I have to mention the bowl which I just got from a friend who brought it as a gift from Uganda.  It's a lovely handwoven basket made from banana and palm fibers. Once the yarn is out of the way you will see that the bowl has a sunflower pattern.

## Tuesday, March 19, 2013

### Coming Soon. Fresh Patterns.

Who hates cold hands?
Well soon you can cover your hands with knitwear of my own design!

I have been working on three patterns for the hands:

1) Sugar Bunn. A sweet cabled fingerless mitt made out of an angora blend.

2) Tompkins Square. An edgy fingerless mitt that has interesting construction, and makes use of self striping yarn.

3) Levittown. A thick wooly mitten with a decidedly vintage feel.

Soon, soon.  I still have to meet with the lovely photographer, and then tidy up the layout of the written patterns.

Did you know that I already have one pattern for sale on Ravelry?

It's called Secret Esthetic.
It's a bulky reversible scarf with cables and bobbles.  The bobbles are placed to hide the distasteful backside of the cable crosses.

Here is a picture of me,the scarf, and the Williamsburg Bridge.  I love how aspects in the bridge construction look like design elements in the scarf.  The rivets are like bobbles and the cables are like...cables.

 The Secret Esthetic Scarf

## Friday, February 22, 2013

In the last post I said that I was world-traveling.  Well actually my friend and I took road trip to Seattle.  But according to my calculations, the distance traveled from NJ to Seattle equals 16% of the earths circumference at the 45th parallel. So that's a good chunk of the earth as far as I'm concerned.

It was a door to door dog delivery adventure.  A friend moved from NY to Seattle, but couldn't take her dog with her right away, so two of us from the east coast took the adventure to reunite them.

I would like to tell this story in pictures, but just so regular people and knitters will understand, I will include two pictures for each part of the story. The pictures on the left are for regular people, while the pictures on the right are for knitters.

### The driving took four days.

 We drove 5079360 yards in this Mini Cooper
 We drove 2886 miles in this Mini Cooper

### The goal of the trip was to bring this dog across the country.

 Sophie wearing my Honeycomb Hat
 Sophie

### When I wasn't driving, there was lots of time to relax and take in pretty things.

 Pretty knitting inside the car
 Pretty scenery outside the car

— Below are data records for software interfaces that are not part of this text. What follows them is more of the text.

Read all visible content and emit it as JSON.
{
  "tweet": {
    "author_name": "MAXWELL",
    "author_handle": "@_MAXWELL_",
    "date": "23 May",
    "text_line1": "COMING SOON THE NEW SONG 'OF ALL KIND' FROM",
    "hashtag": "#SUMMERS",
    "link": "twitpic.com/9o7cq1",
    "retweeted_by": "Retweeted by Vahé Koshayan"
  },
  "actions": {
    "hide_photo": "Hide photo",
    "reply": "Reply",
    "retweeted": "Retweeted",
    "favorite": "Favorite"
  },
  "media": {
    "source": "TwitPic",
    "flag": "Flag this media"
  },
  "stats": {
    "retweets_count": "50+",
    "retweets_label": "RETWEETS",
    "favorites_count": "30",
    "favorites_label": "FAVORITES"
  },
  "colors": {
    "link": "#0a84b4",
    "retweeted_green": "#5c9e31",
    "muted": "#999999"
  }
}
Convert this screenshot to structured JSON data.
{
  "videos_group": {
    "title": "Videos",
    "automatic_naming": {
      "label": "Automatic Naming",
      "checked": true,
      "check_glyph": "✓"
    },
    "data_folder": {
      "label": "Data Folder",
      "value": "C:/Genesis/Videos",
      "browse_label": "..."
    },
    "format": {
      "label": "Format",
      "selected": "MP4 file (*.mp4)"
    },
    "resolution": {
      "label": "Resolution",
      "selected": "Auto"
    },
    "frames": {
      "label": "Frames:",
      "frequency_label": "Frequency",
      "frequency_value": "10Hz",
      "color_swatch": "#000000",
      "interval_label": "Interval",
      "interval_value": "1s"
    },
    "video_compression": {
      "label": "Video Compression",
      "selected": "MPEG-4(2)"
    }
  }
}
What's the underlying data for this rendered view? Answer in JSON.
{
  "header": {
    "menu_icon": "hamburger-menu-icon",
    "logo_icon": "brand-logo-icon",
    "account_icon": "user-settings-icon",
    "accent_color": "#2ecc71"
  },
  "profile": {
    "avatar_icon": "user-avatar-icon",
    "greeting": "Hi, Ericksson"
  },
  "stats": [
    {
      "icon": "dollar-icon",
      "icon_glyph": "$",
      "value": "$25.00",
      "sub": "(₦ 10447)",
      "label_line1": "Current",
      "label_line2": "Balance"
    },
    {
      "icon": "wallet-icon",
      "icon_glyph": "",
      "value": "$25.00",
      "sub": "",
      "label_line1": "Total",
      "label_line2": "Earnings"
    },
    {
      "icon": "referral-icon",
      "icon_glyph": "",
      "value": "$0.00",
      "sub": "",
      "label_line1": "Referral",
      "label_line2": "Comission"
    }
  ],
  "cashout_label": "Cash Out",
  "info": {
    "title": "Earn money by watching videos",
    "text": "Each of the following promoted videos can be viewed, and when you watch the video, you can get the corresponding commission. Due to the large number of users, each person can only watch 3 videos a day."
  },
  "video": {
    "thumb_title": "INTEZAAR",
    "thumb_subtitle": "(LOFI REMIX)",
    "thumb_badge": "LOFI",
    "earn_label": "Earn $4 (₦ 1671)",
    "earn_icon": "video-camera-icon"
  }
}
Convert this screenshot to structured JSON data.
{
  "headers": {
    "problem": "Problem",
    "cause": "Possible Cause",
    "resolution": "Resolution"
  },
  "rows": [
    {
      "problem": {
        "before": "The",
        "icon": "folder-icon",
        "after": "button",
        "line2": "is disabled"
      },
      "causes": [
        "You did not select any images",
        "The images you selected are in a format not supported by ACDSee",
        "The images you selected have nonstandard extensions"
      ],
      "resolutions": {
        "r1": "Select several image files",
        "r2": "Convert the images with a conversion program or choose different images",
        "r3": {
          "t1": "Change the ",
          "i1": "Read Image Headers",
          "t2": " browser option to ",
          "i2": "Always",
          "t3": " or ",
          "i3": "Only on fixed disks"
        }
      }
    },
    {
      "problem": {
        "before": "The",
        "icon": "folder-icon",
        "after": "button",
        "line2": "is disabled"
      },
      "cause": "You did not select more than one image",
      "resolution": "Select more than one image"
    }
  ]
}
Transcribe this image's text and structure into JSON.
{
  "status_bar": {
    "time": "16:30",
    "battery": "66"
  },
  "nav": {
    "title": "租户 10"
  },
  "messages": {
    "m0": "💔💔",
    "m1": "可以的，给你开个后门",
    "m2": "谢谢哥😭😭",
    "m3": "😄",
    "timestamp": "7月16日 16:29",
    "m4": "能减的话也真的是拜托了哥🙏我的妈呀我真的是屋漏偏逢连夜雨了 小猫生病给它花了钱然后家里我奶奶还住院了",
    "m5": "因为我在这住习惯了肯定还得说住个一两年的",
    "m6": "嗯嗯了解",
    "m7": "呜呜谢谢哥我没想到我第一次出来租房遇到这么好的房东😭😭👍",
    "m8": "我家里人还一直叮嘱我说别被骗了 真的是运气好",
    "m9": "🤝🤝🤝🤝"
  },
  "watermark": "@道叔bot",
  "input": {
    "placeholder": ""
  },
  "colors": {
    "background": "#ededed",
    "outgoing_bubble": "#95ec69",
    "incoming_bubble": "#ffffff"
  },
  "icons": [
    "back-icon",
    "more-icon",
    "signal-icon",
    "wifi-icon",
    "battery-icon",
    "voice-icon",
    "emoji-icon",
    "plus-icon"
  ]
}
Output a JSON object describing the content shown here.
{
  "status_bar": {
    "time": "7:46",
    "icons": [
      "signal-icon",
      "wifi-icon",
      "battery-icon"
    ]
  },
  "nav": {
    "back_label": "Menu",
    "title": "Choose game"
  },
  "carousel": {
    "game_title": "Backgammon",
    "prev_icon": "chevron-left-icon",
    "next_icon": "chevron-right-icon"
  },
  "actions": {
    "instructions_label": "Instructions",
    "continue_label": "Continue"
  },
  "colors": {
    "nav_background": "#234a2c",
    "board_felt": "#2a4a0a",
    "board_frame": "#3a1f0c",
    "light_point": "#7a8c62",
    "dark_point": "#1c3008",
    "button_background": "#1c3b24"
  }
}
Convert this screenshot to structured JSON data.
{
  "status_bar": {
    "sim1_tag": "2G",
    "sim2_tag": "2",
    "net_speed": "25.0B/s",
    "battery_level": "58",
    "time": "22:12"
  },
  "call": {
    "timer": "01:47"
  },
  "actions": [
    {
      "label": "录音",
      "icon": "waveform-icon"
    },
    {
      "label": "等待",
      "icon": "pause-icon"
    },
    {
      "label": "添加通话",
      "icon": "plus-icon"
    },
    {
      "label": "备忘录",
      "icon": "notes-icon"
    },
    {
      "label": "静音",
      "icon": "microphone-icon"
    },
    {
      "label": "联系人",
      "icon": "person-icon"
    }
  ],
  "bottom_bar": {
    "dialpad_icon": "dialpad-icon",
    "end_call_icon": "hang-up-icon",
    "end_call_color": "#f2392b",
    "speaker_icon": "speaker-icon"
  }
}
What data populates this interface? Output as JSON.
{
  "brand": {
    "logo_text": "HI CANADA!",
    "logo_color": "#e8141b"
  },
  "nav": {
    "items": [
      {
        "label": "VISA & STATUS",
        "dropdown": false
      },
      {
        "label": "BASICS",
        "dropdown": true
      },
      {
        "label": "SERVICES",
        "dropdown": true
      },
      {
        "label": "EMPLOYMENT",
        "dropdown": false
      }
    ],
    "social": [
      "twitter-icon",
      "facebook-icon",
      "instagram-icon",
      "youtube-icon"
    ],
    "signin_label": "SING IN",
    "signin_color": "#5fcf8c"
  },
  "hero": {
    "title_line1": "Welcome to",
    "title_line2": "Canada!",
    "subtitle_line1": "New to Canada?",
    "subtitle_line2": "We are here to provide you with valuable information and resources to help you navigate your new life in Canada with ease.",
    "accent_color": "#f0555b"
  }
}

### Then there were the stunning colors.

 Some awesome Noro yarn I took home
 An awesome South Dakota sunset I took in

I also got to stop off at Mountain Meadow Wool Mill, but that will be another post all it's own.